i had real bad acne befor i ever used aas and then when i startd it was out of control(all over my arms and back, i would where a sweet shirt all the time even in the summer) i askd my doc about it and he gave me doxyxycline it works great i only get a pimple here and there now
I would say NO WAY to Accutane especially when the guy is on 2 orals.
I took Big A's advice and ordered doxycycline.
I have not had to use it yet.
BUT I was able to order it through the mail and it came with a paper inwhich it stated that a US Federal law which allows a person to have medicine on had in case of emergency and went on to site a law/statute that doxycycline was not a type of controlled substance.
YEA YEA I know I didn't say that too well but I am tired.
Phil- if his acne is the cystic kind, I'm afraid he needs accutane. In my 20s I cycled and rarely got any acne (a little when I came off) but as I approached 40 and played with Prohormones, I got terrible cysts- the kind that popped and bled through shirts. Couldn't take my shirt off for a summer.
I did everything - every antibiotic (my mom's boyfriend is a dermatologist and recommended many). high dose B-5, acne annihiator, lotions- everything! Finally broke down and tried accutane and will never live w/o some around. Takes awhile but well worth it. And with proper and consistant liver support, blood work should be ok even w/ var and winny (assuming it's only mildly elevated now).
Nodulocystic acne: oral gugulipid versus tetracycline.
Thappa DM, Dogra J.
Department of Dermatology, C.G.H.S., Bajaj Nagar, Jaipur, India.
Twenty patients with nodulocystic acne were randomly allocated to one of two treatment schedules: 1) Tetracycline 500 mg or 2) Tab. Gugulipid (equivalent to 25 mg guggulsterone). Both were taken twice daily for 3 months, and both produced a progressive reduction in the lesions in the majority of patients.
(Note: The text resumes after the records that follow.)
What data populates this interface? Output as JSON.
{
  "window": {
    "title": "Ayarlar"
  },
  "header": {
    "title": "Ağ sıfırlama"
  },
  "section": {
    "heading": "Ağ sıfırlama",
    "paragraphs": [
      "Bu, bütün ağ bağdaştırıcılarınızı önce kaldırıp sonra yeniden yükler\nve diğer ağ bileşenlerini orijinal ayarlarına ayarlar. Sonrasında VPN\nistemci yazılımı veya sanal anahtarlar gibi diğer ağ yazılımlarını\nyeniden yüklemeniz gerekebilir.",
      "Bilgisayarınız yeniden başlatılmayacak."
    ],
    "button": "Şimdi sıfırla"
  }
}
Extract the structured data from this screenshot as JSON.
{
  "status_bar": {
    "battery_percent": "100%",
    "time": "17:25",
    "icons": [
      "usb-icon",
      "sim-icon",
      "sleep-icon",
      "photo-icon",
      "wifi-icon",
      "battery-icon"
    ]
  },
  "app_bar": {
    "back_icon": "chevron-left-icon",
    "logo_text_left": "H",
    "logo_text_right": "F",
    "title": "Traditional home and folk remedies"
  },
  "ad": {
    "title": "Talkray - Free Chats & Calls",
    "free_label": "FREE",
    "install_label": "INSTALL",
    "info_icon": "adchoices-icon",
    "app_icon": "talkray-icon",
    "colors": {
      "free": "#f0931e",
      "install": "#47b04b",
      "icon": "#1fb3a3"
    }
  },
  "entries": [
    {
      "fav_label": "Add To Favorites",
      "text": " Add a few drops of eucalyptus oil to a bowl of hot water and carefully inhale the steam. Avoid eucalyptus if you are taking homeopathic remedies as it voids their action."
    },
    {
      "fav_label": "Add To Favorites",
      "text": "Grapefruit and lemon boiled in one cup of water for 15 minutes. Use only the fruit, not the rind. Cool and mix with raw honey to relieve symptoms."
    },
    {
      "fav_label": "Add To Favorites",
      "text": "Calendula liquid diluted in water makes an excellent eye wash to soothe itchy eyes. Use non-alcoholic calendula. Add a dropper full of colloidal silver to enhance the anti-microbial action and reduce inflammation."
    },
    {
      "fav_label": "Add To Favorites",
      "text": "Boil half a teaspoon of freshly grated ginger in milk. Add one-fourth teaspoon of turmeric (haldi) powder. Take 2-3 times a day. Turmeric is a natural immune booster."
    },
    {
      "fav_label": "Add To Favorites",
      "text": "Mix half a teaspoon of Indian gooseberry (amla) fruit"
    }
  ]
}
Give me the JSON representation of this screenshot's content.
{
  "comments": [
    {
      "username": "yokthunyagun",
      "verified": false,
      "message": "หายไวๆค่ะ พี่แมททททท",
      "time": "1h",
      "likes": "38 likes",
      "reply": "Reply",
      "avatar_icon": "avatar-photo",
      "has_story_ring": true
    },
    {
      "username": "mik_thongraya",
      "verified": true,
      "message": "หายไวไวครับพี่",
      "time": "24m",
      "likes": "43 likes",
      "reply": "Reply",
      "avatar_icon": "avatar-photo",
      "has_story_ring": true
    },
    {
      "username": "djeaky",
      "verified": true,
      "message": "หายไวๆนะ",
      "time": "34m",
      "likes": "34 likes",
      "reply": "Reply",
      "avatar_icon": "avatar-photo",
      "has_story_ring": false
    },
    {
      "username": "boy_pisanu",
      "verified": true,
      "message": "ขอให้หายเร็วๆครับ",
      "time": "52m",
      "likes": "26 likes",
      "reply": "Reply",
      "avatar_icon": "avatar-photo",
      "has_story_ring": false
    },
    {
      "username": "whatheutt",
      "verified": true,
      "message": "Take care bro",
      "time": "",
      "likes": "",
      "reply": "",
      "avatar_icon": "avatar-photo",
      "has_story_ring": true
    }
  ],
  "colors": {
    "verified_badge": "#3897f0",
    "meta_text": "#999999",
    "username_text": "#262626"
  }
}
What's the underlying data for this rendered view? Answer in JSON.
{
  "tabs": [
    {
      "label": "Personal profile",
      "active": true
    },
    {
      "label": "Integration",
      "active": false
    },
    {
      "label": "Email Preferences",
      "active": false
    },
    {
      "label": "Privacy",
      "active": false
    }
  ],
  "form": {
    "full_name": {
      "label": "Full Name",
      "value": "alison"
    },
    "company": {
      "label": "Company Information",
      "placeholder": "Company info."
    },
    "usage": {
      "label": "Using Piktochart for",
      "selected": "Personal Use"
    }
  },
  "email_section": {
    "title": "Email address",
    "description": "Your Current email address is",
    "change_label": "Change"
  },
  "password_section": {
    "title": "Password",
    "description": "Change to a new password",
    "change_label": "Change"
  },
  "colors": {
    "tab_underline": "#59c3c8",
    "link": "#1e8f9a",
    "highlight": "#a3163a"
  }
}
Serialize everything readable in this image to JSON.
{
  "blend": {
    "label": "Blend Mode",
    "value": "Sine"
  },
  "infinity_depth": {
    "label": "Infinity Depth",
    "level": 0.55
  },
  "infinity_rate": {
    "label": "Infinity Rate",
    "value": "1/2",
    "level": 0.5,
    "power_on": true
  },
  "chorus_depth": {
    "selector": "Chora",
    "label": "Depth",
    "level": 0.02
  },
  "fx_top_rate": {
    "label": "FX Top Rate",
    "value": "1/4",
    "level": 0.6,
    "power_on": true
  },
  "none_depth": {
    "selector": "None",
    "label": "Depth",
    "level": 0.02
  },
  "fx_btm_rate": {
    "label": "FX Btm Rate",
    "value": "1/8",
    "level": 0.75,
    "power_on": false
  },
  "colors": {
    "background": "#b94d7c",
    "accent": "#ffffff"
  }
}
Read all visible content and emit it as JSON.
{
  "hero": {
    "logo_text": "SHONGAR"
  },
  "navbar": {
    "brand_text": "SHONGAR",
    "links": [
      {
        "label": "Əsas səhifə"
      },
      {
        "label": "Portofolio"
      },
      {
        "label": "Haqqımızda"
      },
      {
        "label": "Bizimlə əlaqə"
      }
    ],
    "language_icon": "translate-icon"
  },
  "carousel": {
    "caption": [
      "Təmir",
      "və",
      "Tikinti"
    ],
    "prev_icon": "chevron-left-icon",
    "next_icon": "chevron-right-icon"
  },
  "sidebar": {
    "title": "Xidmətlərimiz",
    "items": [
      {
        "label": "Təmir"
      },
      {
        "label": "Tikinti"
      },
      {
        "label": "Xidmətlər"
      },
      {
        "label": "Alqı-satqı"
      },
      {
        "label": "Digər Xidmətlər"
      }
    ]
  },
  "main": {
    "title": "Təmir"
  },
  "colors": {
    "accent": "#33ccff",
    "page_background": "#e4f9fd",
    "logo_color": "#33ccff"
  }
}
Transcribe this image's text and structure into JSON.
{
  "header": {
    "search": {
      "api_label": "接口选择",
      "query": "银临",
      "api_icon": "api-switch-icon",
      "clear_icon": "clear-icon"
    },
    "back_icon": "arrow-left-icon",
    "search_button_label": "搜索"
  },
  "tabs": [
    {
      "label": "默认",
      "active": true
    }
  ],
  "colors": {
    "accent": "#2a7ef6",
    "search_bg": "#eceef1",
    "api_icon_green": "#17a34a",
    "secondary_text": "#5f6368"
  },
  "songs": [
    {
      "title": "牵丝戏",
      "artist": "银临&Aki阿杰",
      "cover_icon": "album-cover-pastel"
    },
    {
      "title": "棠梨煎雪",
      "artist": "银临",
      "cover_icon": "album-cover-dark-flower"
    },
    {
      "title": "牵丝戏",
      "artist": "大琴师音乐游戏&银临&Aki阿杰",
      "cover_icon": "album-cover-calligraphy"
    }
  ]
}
With tetracycline, the percentage reduction in the inflammatory lesions was 65.2% as compared to 68% with gugulipid; on comparison, this difference was statistically insignificant (P > 0.05). Follow-up at 3 months showed a relapse in 4 cases on tetracyline and 2 cases on gugulipid. An interesting observation was that the patients with oily faces responded remarkably better to gugulipid.